*Task requirements*. Every entry must be duplicated precisely as written.

Dataset rows describing interfaces:
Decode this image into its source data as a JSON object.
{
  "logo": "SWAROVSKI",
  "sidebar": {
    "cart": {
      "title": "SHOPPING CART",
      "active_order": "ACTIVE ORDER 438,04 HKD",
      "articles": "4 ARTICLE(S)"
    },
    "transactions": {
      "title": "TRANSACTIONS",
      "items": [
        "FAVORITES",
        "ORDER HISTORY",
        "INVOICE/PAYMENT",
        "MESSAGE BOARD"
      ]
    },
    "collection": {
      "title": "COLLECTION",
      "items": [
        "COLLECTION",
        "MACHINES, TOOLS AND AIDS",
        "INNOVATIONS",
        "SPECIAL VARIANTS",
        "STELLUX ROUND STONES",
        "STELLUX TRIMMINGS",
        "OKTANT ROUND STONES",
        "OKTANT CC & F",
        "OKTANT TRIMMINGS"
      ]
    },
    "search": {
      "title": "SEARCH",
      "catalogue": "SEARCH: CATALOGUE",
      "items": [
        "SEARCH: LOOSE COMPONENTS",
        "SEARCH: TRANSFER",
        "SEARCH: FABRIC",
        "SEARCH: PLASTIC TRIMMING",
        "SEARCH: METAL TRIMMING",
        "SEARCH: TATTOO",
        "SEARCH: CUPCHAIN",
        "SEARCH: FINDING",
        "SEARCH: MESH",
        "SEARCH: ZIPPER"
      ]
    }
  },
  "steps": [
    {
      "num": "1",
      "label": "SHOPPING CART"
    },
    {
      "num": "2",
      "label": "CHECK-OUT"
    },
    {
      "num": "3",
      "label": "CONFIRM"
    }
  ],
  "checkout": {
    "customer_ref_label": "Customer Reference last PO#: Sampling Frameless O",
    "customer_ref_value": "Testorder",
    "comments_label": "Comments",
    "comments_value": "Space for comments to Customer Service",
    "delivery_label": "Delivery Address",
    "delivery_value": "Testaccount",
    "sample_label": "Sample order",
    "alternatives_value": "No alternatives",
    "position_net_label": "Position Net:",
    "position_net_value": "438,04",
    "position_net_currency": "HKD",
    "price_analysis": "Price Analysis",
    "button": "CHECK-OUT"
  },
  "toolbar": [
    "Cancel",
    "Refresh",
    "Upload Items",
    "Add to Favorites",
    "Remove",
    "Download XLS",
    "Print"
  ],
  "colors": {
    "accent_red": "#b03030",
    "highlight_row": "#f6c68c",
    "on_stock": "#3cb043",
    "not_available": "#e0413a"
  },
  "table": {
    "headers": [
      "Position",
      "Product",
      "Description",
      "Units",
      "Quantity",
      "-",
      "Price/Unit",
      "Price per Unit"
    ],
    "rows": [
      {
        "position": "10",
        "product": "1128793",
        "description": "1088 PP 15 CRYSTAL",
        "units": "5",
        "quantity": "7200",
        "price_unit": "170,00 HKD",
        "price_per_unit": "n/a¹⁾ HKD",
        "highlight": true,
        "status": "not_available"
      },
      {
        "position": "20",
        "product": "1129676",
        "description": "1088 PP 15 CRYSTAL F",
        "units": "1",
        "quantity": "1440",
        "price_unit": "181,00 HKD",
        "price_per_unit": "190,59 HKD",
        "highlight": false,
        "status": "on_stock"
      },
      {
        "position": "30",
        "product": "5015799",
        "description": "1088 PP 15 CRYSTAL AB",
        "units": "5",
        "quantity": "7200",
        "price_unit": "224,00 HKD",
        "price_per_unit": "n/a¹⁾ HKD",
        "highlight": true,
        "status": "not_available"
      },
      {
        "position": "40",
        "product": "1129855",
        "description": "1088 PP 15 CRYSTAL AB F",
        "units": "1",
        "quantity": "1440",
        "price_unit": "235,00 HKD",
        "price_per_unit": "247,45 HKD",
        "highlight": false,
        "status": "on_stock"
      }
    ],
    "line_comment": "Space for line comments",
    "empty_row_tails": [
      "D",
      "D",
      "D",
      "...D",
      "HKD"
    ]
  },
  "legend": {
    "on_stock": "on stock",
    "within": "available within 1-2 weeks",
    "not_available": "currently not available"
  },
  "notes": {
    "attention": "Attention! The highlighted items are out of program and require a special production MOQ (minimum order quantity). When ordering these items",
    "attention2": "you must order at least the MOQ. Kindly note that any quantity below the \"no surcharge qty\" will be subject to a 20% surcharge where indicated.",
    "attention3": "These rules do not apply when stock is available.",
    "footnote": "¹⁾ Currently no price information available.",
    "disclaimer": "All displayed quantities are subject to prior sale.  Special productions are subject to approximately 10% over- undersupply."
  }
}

*Result*.
Decode this image into its source data as a JSON object.
{
  "logo": "SWAROVSKI",
  "sidebar": {
    "cart": {
      "title": "SHOPPING CART",
      "active_order": "ACTIVE ORDER 438,04 HKD",
      "articles": "4 ARTICLE(S)"
    },
    "transactions": {
      "title": "TRANSACTIONS",
      "items": [
        "FAVORITES",
        "ORDER HISTORY",
        "INVOICE/PAYMENT",
        "MESSAGE BOARD"
      ]
    },
    "collection": {
      "title": "COLLECTION",
      "items": [
        "COLLECTION",
        "MACHINES, TOOLS AND AIDS",
        "INNOVATIONS",
        "SPECIAL VARIANTS",
        "STELLUX ROUND STONES",
        "STELLUX TRIMMINGS",
        "OKTANT ROUND STONES",
        "OKTANT CC & F",
        "OKTANT TRIMMINGS"
      ]
    },
    "search": {
      "title": "SEARCH",
      "catalogue": "SEARCH: CATALOGUE",
      "items": [
        "SEARCH: LOOSE COMPONENTS",
        "SEARCH: TRANSFER",
        "SEARCH: FABRIC",
        "SEARCH: PLASTIC TRIMMING",
        "SEARCH: METAL TRIMMING",
        "SEARCH: TATTOO",
        "SEARCH: CUPCHAIN",
        "SEARCH: FINDING",
        "SEARCH: MESH",
        "SEARCH: ZIPPER"
      ]
    }
  },
  "steps": [
    {
      "num": "1",
      "label": "SHOPPING CART"
    },
    {
      "num": "2",
      "label": "CHECK-OUT"
    },
    {
      "num": "3",
      "label": "CONFIRM"
    }
  ],
  "checkout": {
    "customer_ref_label": "Customer Reference last PO#: Sampling Frameless O",
    "customer_ref_value": "Testorder",
    "comments_label": "Comments",
    "comments_value": "Space for comments to Customer Service",
    "delivery_label": "Delivery Address",
    "delivery_value": "Testaccount",
    "sample_label": "Sample order",
    "alternatives_value": "No alternatives",
    "position_net_label": "Position Net:",
    "position_net_value": "438,04",
    "position_net_currency": "HKD",
    "price_analysis": "Price Analysis",
    "button": "CHECK-OUT"
  },
  "toolbar": [
    "Cancel",
    "Refresh",
    "Upload Items",
    "Add to Favorites",
    "Remove",
    "Download XLS",
    "Print"
  ],
  "colors": {
    "accent_red": "#b03030",
    "highlight_row": "#f6c68c",
    "on_stock": "#3cb043",
    "not_available": "#e0413a"
  },
  "table": {
    "headers": [
      "Position",
      "Product",
      "Description",
      "Units",
      "Quantity",
      "-",
      "Price/Unit",
      "Price per Unit"
    ],
    "rows": [
      {
        "position": "10",
        "product": "1128793",
        "description": "1088 PP 15 CRYSTAL",
        "units": "5",
        "quantity": "7200",
        "price_unit": "170,00 HKD",
        "price_per_unit": "n/a¹⁾ HKD",
        "highlight": true,
        "status": "not_available"
      },
      {
        "position": "20",
        "product": "1129676",
        "description": "1088 PP 15 CRYSTAL F",
        "units": "1",
        "quantity": "1440",
        "price_unit": "181,00 HKD",
        "price_per_unit": "190,59 HKD",
        "highlight": false,
        "status": "on_stock"
      },
      {
        "position": "30",
        "product": "5015799",
        "description": "1088 PP 15 CRYSTAL AB",
        "units": "5",
        "quantity": "7200",
        "price_unit": "224,00 HKD",
        "price_per_unit": "n/a¹⁾ HKD",
        "highlight": true,
        "status": "not_available"
      },
      {
        "position": "40",
        "product": "1129855",
        "description": "1088 PP 15 CRYSTAL AB F",
        "units": "1",
        "quantity": "1440",
        "price_unit": "235,00 HKD",
        "price_per_unit": "247,45 HKD",
        "highlight": false,
        "status": "on_stock"
      }
    ],
    "line_comment": "Space for line comments",
    "empty_row_tails": [
      "D",
      "D",
      "D",
      "...D",
      "HKD"
    ]
  },
  "legend": {
    "on_stock": "on stock",
    "within": "available within 1-2 weeks",
    "not_available": "currently not available"
  },
  "notes": {
    "attention": "Attention! The highlighted items are out of program and require a special production MOQ (minimum order quantity). When ordering these items",
    "attention2": "you must order at least the MOQ. Kindly note that any quantity below the \"no surcharge qty\" will be subject to a 20% surcharge where indicated.",
    "attention3": "These rules do not apply when stock is available.",
    "footnote": "¹⁾ Currently no price information available.",
    "disclaimer": "All displayed quantities are subject to prior sale.  Special productions are subject to approximately 10% over- undersupply."
  }
}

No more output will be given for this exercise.